(Beginning of Supplied data)

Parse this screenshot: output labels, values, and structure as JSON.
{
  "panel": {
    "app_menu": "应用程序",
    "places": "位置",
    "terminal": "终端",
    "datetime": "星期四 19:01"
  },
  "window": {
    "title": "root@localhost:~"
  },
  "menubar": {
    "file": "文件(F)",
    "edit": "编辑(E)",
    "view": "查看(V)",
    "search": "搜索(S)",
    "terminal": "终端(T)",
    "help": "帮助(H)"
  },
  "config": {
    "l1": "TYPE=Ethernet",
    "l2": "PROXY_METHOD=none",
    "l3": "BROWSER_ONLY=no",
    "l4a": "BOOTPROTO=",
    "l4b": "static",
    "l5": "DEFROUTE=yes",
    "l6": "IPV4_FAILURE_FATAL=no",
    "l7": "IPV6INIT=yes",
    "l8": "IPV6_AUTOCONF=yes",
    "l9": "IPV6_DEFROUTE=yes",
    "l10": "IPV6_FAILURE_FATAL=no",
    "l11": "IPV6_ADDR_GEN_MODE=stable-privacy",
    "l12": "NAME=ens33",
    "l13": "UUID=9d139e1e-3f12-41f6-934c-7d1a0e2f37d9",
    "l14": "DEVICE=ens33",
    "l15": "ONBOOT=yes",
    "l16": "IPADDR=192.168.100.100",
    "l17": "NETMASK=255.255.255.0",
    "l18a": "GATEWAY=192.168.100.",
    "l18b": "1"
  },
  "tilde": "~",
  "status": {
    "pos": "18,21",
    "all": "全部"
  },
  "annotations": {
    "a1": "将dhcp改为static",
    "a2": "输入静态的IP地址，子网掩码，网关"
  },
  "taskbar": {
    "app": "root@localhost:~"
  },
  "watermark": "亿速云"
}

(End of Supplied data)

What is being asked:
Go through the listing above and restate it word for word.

Exercise output:
Parse this screenshot: output labels, values, and structure as JSON.
{
  "panel": {
    "app_menu": "应用程序",
    "places": "位置",
    "terminal": "终端",
    "datetime": "星期四 19:01"
  },
  "window": {
    "title": "root@localhost:~"
  },
  "menubar": {
    "file": "文件(F)",
    "edit": "编辑(E)",
    "view": "查看(V)",
    "search": "搜索(S)",
    "terminal": "终端(T)",
    "help": "帮助(H)"
  },
  "config": {
    "l1": "TYPE=Ethernet",
    "l2": "PROXY_METHOD=none",
    "l3": "BROWSER_ONLY=no",
    "l4a": "BOOTPROTO=",
    "l4b": "static",
    "l5": "DEFROUTE=yes",
    "l6": "IPV4_FAILURE_FATAL=no",
    "l7": "IPV6INIT=yes",
    "l8": "IPV6_AUTOCONF=yes",
    "l9": "IPV6_DEFROUTE=yes",
    "l10": "IPV6_FAILURE_FATAL=no",
    "l11": "IPV6_ADDR_GEN_MODE=stable-privacy",
    "l12": "NAME=ens33",
    "l13": "UUID=9d139e1e-3f12-41f6-934c-7d1a0e2f37d9",
    "l14": "DEVICE=ens33",
    "l15": "ONBOOT=yes",
    "l16": "IPADDR=192.168.100.100",
    "l17": "NETMASK=255.255.255.0",
    "l18a": "GATEWAY=192.168.100.",
    "l18b": "1"
  },
  "tilde": "~",
  "status": {
    "pos": "18,21",
    "all": "全部"
  },
  "annotations": {
    "a1": "将dhcp改为static",
    "a2": "输入静态的IP地址，子网掩码，网关"
  },
  "taskbar": {
    "app": "root@localhost:~"
  },
  "watermark": "亿速云"
}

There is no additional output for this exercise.